1. The specifications of the CPU
These are the different specifications for each processor:
- Type of socket
- Processing speed
- Size of register
- Cache memory
- Bus speed
- Instructions Set
- Operating voltage
The processing speed of the CPU
The CPU clock speed is another term for the processing speed of the CPU. It is measured by the number of instruction executions per second, with units of Hz, MHz, and GHz.
This is an example of an Intel Pentium 4 CPU with a processing speed of 2.8 GHz. And 2.8 GHz = 2,800,000,000 Hz. This means that in one second, the CPU can execute around 2.8 billion instructions.
Size of CPU register
The terms 32-bit and 64-bit CPUs are commonly used to refer to the size of the CPU registers.
With the register in a 32-bit CPU, you can store 232 memory cell addresses, with each cell storing 1 byte of data. This means that a 32-bit CPU can only access up to 4 GB of RAM. Meanwhile, the register in a 64-bit CPU stores 264 memory addresses, which allows a much larger amount of data for the 64-bit CPU to process.
The cache memory size typically ranges from a few MB, such as 4 MB, 6 MB, 8 MB, to 16 MB.
It is the speed in and out between CPU pins, also known as Front Side Bus.
The instruction set is a series of codes the CPU can interpret and execute. It comprises a sequence of 0s and 1s that control the manipulation and calculation of bits and bytes within the CPU. Standard instruction sets include CISC, RISC, SIMD, MMX, MMX+, SSE, SSE5, and 3Dnow.
Operating Voltage of CPU
The operating voltage of the CPU refers to the voltage supplied to it. Typically, this voltage has a potential difference of approximately 1.0-1.5V, though power-saving CPU series may have a lower operating voltage.
2. Technologies integrated into the CPU
Intel invented Hyper-Threading, a technology that enables running 2 processing threads simultaneously on one processor.
Multi-Core technology enables processors to handle multiple tasks by utilizing several cores that work simultaneously and share the processing workload.
The two commonly used multi-core technologies are Dual Core and Quad Core.
Intel Turbo Boost technology
Intel Turbo Boost is a technology that automatically increases CPU processing speed to match processing requirements. There are two versions of Intel Turbo Boost: 2.0 (released in 2011 with the 2nd generation of Intel Core I – Sandy Bridge) and 3.0 (released in 2016 with the 5th generation of Intel Core I – Broadwell).
Intel HD Graphics technology
Intel HD Graphics is a technology that integrates the graphics chip in Intel’s CPU. It was first introduced in 2010.
Virtualization is the process of creating a virtual version of something at the same level of abstraction, including virtual computer hardware platforms, storage devices, and computer network resources.
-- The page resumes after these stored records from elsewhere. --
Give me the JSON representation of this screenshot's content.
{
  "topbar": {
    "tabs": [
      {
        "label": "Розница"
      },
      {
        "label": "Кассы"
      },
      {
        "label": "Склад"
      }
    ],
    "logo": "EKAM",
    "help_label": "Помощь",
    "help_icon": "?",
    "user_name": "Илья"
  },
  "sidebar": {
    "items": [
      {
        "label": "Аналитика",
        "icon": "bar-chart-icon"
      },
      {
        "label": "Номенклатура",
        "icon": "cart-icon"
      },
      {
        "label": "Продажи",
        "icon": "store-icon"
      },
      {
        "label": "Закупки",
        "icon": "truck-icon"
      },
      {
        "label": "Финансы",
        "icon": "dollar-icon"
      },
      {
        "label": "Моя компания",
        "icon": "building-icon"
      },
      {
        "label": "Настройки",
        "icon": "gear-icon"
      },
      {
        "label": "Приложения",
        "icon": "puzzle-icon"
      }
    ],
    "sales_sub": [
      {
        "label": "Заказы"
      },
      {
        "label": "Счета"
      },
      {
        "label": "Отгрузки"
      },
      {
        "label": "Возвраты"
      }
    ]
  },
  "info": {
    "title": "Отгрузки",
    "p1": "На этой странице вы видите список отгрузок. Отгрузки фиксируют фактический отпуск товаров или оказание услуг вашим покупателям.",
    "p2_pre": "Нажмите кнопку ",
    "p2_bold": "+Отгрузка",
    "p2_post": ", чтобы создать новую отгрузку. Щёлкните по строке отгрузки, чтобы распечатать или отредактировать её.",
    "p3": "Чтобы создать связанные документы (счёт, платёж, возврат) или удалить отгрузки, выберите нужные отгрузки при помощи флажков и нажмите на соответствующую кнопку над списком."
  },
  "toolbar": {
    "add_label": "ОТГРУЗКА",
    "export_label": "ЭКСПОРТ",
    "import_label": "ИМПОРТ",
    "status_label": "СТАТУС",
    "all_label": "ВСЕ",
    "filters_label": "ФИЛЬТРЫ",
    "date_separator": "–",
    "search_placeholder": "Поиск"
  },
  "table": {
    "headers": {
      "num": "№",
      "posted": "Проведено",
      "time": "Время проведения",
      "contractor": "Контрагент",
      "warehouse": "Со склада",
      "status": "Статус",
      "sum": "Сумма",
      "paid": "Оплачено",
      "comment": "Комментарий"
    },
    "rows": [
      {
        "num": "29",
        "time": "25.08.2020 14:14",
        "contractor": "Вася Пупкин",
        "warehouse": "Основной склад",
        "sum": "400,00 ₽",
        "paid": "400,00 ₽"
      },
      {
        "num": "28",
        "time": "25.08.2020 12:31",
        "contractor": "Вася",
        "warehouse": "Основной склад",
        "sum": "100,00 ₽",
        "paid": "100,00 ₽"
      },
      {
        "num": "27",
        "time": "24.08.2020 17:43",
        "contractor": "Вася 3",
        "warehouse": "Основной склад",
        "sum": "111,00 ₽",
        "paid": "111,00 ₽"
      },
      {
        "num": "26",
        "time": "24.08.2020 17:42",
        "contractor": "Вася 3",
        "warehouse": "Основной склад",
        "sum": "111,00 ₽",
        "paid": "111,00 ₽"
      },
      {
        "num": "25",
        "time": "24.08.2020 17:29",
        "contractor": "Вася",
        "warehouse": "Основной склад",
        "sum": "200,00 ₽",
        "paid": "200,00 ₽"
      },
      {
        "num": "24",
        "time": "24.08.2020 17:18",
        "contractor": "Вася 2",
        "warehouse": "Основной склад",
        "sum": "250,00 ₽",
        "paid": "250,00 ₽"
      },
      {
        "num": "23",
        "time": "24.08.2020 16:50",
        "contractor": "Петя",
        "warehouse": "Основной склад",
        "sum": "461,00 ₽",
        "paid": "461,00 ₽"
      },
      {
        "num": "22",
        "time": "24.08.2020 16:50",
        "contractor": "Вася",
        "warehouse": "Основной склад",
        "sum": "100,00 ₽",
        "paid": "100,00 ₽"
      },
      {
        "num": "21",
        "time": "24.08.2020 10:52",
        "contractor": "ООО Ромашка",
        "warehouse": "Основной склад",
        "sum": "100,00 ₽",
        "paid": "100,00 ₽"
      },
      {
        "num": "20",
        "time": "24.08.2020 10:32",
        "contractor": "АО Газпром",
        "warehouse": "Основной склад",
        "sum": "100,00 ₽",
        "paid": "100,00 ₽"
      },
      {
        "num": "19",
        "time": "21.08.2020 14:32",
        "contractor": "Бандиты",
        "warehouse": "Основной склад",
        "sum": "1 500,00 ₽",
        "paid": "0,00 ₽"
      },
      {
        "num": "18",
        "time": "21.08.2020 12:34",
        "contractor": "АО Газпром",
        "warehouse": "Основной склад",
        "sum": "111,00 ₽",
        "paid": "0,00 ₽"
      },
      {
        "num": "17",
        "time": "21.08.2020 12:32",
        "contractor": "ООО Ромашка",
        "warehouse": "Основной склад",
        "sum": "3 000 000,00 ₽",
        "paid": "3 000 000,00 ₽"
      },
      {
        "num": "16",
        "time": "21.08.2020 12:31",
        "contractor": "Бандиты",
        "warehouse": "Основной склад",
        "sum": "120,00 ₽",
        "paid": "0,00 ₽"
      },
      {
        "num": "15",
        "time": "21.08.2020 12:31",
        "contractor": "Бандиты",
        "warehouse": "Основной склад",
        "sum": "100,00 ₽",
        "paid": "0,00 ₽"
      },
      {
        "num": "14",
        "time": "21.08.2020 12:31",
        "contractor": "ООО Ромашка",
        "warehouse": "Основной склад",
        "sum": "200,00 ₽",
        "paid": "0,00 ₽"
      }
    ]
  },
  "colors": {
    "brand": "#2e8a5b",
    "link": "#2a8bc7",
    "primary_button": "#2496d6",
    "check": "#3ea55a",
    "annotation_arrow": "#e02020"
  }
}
This is achieved with Intel’s CPUs, called Intel Virtualization Technology (abbreviated as Intel VT or VT-x), and AMD’s CPUs, which are called AMD Virtualization (abbreviated as AMD-V).
Extended Memory 64 Technology (EM64T)
This technology allows for 64-bit computing, which enables the CPU to access large amounts of memory (264 x 8-bit).
There are two forms of CPU support for EM64T technology:
- Compatibility: This allows 64-bit operating systems to run 16-bit or 32-bit applications, with the CPU able to access memory up to 4GB for 32-bit programs, and 1GB for 16-bit programs.
- 64-bit: This allows only 64-bit operating systems and programs to run.